◆ **TASK PROMPT**: Say how many lines of the listing below include the word "您对用户", with no other output.

◆ **LISTED RECORDS**:
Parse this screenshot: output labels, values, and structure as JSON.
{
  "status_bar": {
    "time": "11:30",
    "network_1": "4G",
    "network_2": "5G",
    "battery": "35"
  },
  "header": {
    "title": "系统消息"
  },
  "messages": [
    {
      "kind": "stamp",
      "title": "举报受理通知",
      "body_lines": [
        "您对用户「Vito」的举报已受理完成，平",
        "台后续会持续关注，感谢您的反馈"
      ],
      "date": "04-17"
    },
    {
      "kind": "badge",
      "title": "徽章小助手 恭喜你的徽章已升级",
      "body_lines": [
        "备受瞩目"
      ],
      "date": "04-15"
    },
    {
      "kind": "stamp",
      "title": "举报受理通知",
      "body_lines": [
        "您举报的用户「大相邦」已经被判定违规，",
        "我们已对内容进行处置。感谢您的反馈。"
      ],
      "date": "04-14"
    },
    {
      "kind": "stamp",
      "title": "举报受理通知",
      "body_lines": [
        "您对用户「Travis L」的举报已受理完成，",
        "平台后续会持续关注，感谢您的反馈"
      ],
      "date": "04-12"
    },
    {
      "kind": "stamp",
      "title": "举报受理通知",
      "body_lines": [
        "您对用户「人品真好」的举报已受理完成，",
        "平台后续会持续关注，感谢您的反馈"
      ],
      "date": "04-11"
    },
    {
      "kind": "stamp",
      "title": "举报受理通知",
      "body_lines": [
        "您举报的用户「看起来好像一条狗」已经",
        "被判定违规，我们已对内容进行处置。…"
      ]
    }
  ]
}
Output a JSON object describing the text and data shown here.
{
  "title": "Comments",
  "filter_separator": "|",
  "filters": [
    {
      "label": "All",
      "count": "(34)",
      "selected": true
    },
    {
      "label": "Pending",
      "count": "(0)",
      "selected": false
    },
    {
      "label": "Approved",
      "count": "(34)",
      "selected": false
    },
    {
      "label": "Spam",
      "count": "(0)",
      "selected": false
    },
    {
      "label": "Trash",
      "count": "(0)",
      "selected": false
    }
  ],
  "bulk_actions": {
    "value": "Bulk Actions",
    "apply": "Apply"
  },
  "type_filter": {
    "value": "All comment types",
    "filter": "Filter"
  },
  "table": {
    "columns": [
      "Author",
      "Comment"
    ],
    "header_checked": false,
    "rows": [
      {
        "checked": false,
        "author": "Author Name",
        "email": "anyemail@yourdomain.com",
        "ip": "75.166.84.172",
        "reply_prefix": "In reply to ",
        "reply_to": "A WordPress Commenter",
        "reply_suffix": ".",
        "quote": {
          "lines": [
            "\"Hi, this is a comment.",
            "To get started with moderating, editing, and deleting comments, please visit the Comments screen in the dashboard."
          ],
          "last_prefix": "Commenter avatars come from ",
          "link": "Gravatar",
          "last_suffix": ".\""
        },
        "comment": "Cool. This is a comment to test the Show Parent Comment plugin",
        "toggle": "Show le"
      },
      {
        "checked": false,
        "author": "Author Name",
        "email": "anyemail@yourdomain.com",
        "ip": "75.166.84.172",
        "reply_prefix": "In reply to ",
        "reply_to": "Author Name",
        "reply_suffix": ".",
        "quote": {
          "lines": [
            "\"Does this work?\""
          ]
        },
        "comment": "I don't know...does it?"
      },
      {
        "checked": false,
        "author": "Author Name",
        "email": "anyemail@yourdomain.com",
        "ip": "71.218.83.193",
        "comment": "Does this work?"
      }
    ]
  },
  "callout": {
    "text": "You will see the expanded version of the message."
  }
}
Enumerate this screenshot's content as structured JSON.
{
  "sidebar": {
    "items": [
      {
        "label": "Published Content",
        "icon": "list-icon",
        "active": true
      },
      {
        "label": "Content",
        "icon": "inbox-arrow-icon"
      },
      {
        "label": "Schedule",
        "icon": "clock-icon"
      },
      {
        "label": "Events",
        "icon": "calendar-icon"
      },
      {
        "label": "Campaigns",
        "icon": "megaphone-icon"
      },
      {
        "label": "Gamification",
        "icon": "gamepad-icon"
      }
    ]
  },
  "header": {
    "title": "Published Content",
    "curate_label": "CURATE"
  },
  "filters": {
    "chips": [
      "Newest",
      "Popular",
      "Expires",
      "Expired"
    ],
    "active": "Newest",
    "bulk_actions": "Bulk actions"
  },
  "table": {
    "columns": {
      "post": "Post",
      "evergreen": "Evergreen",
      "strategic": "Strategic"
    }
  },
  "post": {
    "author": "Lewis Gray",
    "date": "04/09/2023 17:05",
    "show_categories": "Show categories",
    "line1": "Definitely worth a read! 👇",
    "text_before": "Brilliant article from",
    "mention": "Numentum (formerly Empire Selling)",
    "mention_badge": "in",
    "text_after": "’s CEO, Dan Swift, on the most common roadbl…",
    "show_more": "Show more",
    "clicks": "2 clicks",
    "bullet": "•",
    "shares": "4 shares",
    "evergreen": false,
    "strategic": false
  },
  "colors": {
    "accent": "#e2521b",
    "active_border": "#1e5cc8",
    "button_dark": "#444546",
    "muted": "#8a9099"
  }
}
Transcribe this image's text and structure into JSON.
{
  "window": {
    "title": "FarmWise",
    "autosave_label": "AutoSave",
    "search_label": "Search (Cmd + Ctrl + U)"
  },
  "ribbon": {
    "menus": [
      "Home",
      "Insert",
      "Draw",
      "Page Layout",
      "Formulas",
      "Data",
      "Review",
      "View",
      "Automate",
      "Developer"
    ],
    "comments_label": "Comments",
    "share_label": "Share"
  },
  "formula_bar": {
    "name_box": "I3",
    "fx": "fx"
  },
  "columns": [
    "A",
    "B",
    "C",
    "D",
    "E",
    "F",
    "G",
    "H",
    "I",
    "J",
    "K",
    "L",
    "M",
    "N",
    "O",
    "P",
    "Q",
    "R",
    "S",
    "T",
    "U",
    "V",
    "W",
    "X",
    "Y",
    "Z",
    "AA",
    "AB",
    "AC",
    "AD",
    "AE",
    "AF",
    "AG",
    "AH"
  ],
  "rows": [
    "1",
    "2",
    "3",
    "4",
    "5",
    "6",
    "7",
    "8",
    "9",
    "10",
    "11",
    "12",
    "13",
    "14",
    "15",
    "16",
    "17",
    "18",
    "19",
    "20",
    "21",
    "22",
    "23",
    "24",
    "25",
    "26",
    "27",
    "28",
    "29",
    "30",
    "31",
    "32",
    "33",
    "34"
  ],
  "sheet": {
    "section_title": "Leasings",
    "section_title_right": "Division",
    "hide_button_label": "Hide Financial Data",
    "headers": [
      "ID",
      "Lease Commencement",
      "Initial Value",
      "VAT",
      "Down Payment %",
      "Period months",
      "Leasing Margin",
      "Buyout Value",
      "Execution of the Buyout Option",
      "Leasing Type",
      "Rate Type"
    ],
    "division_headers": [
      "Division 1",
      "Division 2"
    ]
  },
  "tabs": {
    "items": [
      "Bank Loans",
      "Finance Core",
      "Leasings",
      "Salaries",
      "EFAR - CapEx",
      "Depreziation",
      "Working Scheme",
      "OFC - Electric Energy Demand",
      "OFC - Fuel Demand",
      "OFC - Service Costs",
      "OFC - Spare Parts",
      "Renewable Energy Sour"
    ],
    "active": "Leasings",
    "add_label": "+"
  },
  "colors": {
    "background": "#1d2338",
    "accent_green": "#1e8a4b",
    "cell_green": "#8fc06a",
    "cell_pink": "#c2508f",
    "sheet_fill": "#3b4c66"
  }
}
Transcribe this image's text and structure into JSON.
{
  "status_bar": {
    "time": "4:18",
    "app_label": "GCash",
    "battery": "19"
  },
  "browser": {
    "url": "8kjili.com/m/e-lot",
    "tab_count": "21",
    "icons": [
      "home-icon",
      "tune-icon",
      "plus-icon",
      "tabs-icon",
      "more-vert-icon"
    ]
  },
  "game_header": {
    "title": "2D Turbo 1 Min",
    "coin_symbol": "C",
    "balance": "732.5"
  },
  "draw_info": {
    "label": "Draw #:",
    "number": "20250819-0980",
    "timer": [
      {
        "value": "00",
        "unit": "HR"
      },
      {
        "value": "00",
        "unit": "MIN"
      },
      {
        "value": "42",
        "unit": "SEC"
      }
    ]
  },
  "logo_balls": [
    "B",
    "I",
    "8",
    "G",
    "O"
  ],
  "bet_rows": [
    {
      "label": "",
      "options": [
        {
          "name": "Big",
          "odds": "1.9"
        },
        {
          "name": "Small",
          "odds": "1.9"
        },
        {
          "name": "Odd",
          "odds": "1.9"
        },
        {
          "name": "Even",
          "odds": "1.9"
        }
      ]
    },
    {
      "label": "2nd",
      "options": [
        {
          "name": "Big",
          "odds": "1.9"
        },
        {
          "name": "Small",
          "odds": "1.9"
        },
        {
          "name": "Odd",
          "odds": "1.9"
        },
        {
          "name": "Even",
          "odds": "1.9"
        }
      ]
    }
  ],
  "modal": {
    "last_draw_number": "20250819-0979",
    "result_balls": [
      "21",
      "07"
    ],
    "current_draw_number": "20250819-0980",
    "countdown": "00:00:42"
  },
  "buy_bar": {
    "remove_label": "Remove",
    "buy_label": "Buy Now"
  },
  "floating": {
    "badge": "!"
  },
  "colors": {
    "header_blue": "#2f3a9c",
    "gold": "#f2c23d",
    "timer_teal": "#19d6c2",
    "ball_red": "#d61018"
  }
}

◆ **ANSWER FOR THIS EXERCISE**: 3